These accounts need passwords and given how many accounts we have, we fall into two bad habits when choosing passwords; weak passwords, which can be found and cracked easily, and reusing passwords where the breach of one service will result in the breach of more valuable services.

xkcd comic #936 on Password Strength

Password Strength by xkcd

Now, there patterns that supposedly make passwords more secure and easier to remember, like sentences and substitutions, but remembering hundreds of passwords like “Il0vefurryp0rn” is hard. So what do we do now? Well, you could write them down on a piece of paper, but that’s a bad idea for obvious reasons.

A better solution is to use a password manager that allows you to generate passwords, store login details, save documents and secure them with 1Password (hehe) in a super safe vault. A secure password btw. Password managers are very secure and their security is constantly evaluated and improved upon. Heck, the password manager I use, LastPass, got breached and while attackers could get the vaults, they were strongly encrypted, making them useless, unless you have a lot of time on your hands.

Rather than tell you how password managers work, I’ll show you how I use my password manager, LastPass. I’m not being paid for this, but I wouldn’t mind it. Password managers typically feature browser extensions that let me log into websites quickly. If the site is being weird, I can just copy the password over and it will clear out the clipboard after a while so other apps can’t take a peek. I can randomly generate passwords for new accounts to specified parameters, login easily changes passwords on the fly, store form fills and credit card details to easily access, share an account with someone (either showing or hiding details) and even designate someone to access the vault in the case of an emergency.

If I move onto my mobile phone, I can secure the vault against a pin or fingerprint for quick access. I can also log into websites in the browser and generate logins. The best part with password managers on mobile phones is that I can log into apps. It uses the 1Password logo, but you can use any password manager. Nifty hey?

There is a slight benefit to the extensions in that they prevent phishing since the login details will only fill under the right URL match.
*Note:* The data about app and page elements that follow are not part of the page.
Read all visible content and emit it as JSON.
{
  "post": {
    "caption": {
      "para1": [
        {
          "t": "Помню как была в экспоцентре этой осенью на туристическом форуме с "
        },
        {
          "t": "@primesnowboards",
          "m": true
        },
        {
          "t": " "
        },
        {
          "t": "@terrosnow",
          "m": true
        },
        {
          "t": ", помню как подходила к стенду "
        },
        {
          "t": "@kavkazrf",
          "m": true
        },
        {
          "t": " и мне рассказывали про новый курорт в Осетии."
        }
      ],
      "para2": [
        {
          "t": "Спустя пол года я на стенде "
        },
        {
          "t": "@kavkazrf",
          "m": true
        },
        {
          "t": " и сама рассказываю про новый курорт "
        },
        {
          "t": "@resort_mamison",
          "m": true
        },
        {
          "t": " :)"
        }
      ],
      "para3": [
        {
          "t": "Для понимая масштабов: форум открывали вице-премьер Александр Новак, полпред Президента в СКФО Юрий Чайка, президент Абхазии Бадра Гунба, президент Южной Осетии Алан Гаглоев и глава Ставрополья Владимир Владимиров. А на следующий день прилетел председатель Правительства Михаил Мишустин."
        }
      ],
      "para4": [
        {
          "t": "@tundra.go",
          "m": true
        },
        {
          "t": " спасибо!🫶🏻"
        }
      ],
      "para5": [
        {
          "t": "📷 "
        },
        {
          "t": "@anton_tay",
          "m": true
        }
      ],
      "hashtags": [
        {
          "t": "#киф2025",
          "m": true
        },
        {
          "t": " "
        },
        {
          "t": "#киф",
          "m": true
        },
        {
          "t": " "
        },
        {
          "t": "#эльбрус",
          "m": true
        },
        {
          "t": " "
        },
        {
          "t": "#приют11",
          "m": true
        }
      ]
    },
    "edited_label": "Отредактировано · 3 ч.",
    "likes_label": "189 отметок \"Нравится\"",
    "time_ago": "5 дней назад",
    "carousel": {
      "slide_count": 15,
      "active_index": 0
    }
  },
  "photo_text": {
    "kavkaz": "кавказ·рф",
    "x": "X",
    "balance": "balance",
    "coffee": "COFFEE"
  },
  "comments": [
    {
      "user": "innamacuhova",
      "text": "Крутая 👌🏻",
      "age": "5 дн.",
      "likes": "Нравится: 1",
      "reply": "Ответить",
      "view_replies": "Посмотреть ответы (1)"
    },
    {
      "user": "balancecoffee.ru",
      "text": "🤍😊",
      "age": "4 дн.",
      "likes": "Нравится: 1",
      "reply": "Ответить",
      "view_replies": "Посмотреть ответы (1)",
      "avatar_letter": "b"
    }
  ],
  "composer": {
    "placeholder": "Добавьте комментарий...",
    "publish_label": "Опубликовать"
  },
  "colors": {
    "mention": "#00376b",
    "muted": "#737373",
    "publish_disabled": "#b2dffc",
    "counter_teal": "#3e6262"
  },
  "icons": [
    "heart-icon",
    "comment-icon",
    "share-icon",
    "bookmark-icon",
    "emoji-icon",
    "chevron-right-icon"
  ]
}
You still need to take care of the websites you’re logging into, however. Also, password managers can’t stop you from Rubber Hose Cryptography (i.e. beating you with a hosepipe until you give in), so a password manager should serve as one element in your security arsenal as opposed to being the security arsenal (the Electronic Freedom Foundation has a great guide on it here).

xkcd comic #538 by xkcd

Security by xkcd

Now, there are many password managers out there such as 1Password, Dashlane, Sticky Password, Clipprz, RoboForm and the built-in options on web browsers and iCloud. There are some superb open source options such as KeePass and Bitwarden which do need some tweaks to get them to the convenience of the previously mentioned methods. Some are solely cloud-based, which are slightly less secure and more convenient and others give you greater control as to where to store the encrypted vault ((S)FTP, Google Drive, Dropbox etc.). Some even have two-factor authentication in which a password AND something else to verify you, like an SMS code, a special file or “key”, or an app which generates codes needed to sign in. Two-factor authentication is another step you can take in ensuring account security. I’ll talk more about those another time.

With that, I hope you’re compelled to get a password manager now.